New Year's Traditions: The New Pillowcase, With Free Patterns and Directions
Pillowcases on New Year's Day
When I was in elementary school, my father sewed new pillowcases on each New Year's Day in order to bring good fortune and positive events.
At the time, he related that his mother did this on every New Year's Day on the farm in eastern Ohio. He felt thaty it was a British Tradition from his father's side oif the family. I have found no writings about such a tradition anywhere yet; however, the paternal side of the family came from Englans and also lived in Ireland and Scotland as well. When they came to America, they went from Ireland to London in order to set sail.
My father did not know any of the symbolism behind the new pillow cases. It could have to do with having a fresh new place to dream on the first night of the year.
In Northern Ireland, children hung pillowcases on the railings or bed posts at the foot of their beds for Santa Claus to fill with presents late on Christmas Eve after midnight services at church and a special meal was enjoyed with family and friends.
More Irish Traditions
Read more about the traditions of Christmas and New Years in Northern Ireland from the 1930s through the 1960s as Patrick Taylor tells stories from his time as a young doctor in a small village. Make friends with the endearing characters of the stories.
On the other hand, perhaps the Christmas Dinner turkey and hog carcasses went out of the house in pillow cases, which then needed to be replaced. Washing would not clean out all the grease.
I don't know all the answers, but I watched my father sew these new pillow cases each January First for about 10 years. The he said the family had enough pillow cases! His mother had made pillowcases every New Year's Day for several years and she taught him to sew, using an old treadle machine that he kept until the 1980.
If the story behind the pillow cases had been passed down with the tradition of the sewing, perhaps it would have been more fun to have made them over a greater number of years.
As an adult, I made them once and could not grasp the meaning of the tradition, so I am still searching, but gaining a lot of information.
Needle Arts and Pillowcases
I learned to embroider pillowcases as a child and to crochet lace for the pillowcase edgings. That proved to be a lot more fun for me as I continued to do so for some years.
If anyone has the story behind making new pillowcases on New Year's Day, I would be glad to hear it and so would many readers. Please share any experiences you have in the Comments section below.

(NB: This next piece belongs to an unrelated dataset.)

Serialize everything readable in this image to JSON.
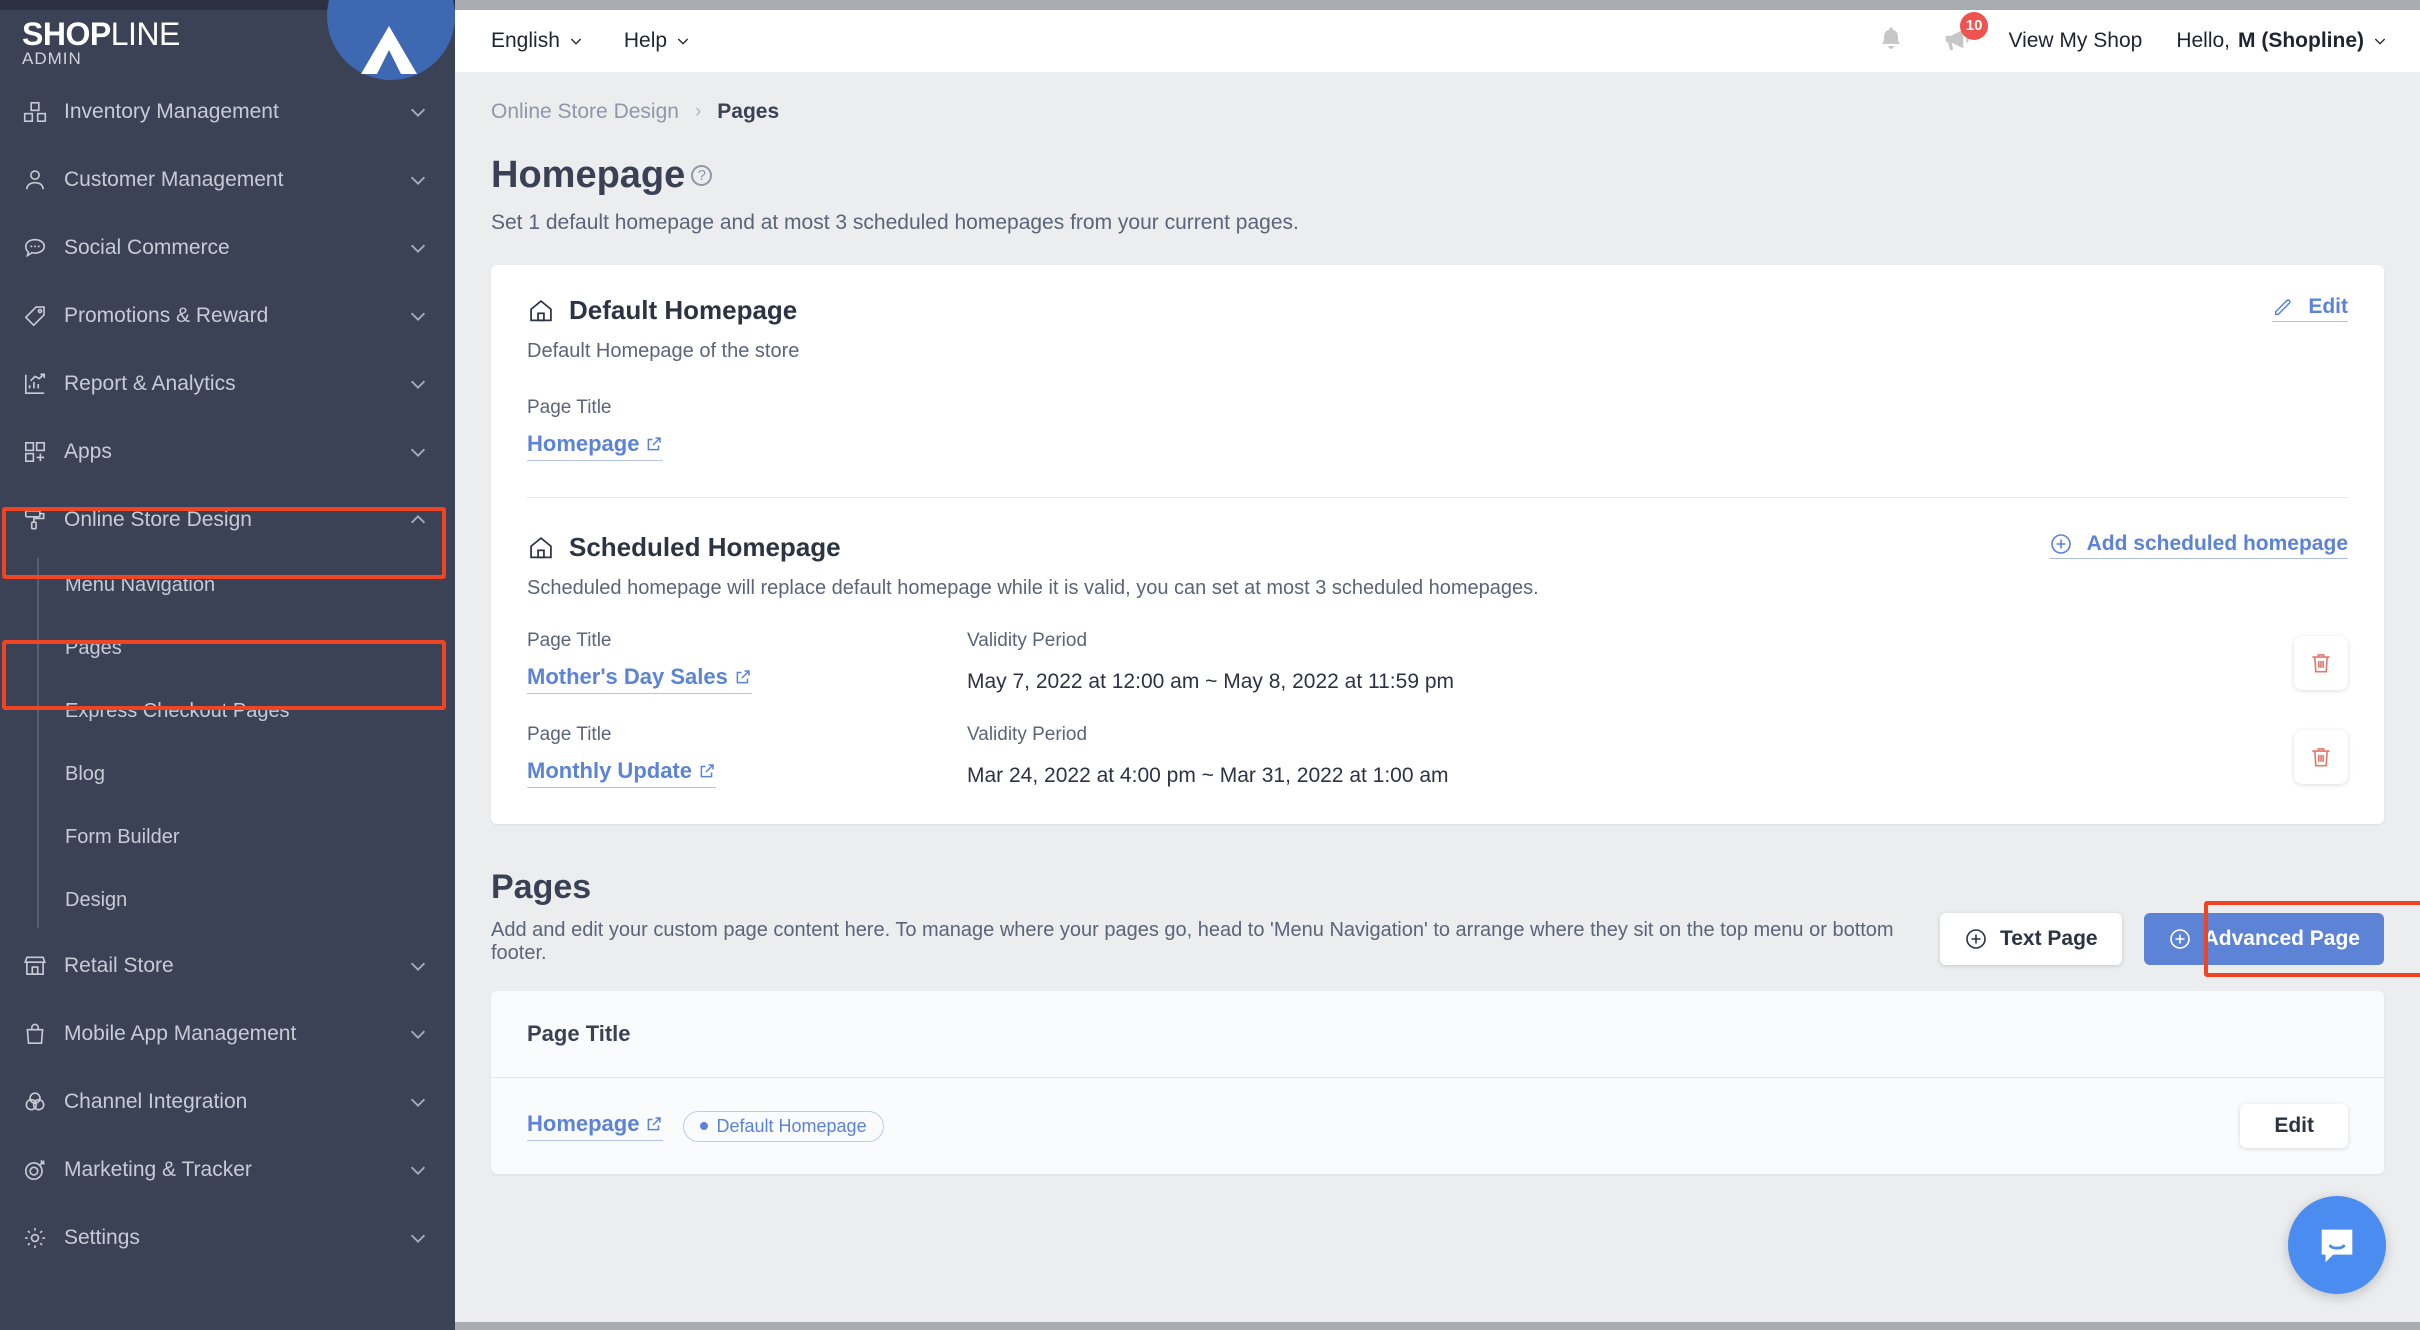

When choosing pillowcases, select thread counts of 200 to 400. Above 400, the main difference is usually found in higher price. Below 200 and the fabric sometimes shreds.
Natural fibers are often more comfortable than man-made products in pillowcases.
The New Year's Pillow Case
Free Embroidery DesignsClick thumbnail to view full-size
How to Sew A New Pillowcase for New Year's
Fabric will be 44/45" wide and you will need one yard of it for a standard bed pillow. Choose a natural fiber such as cotton or a cotton blend - or even bamboo. Natural fibers are more restful than artificial fibers.
Fabric will be cut across the grain.
First, wash the yard of fabric in warm water to make sure it is shrunk as much as it can be. Otherwise, it will not fit the pillow after its first washing!
Sew all seams a standard 1/4 inch wide. Many seams are 3/8" wide, but use 1/4 inch as your standard on a pillowcase to annoying reduce bulk. Next:
- Cut a single 28" by 44/45" strip for the pillowcase
- Cut a single 2 1/2" by 44/45" strip for a pillowcase trim piece by the opening.
- Cut a single 9 1/2" by 44/45" strip for a pillowcase border.
- Fold the trim piece and the border piece of the pillowcase in half lengthwise with the right sides outside.
- The trim will be 1 1/4" by 44/45" and the border will be 4 3/4" x 44/45" after folding.
- Iron the fold lightly with a warm iron.
- Put the folded trim piece on top of the folded border piece, being careful to have the raw edges of each piece lined up straight.
- Sew pieces together. Don't worry if the ends don't line up; you will trim them off later.
- With the trim piece side down, put the border & trim together on top of the right side of a 44/45" side edge of the large pillowcase fabric
- Be sure to line up the raw edges, and then sew together with a 1/4 inch seam. Using a serge or zig-zag stitch, finish the raw edges by sewing them together.
- Iron the seams flat toward the body of the pillowcase.
- Trim off selvages and excess fabric hanging over edges.
- Now, fold the pillowcase in half with right sides together, matching edge of border and seam between the pillowcase body and the trim/border piece.
- Pin pieces together and sew the side seam starting at the folded edge of the border.
- Finally, sew the seam across the end of the pillowcase. Be sure to back stitch these two seams to prevent unraveling of threads and finish off the seams with a serge or zig-zag method.
Turn your new pillowcase inside out (right side out) and enjoy a new First Night's sound sleep.
© 2007 Patty Inglish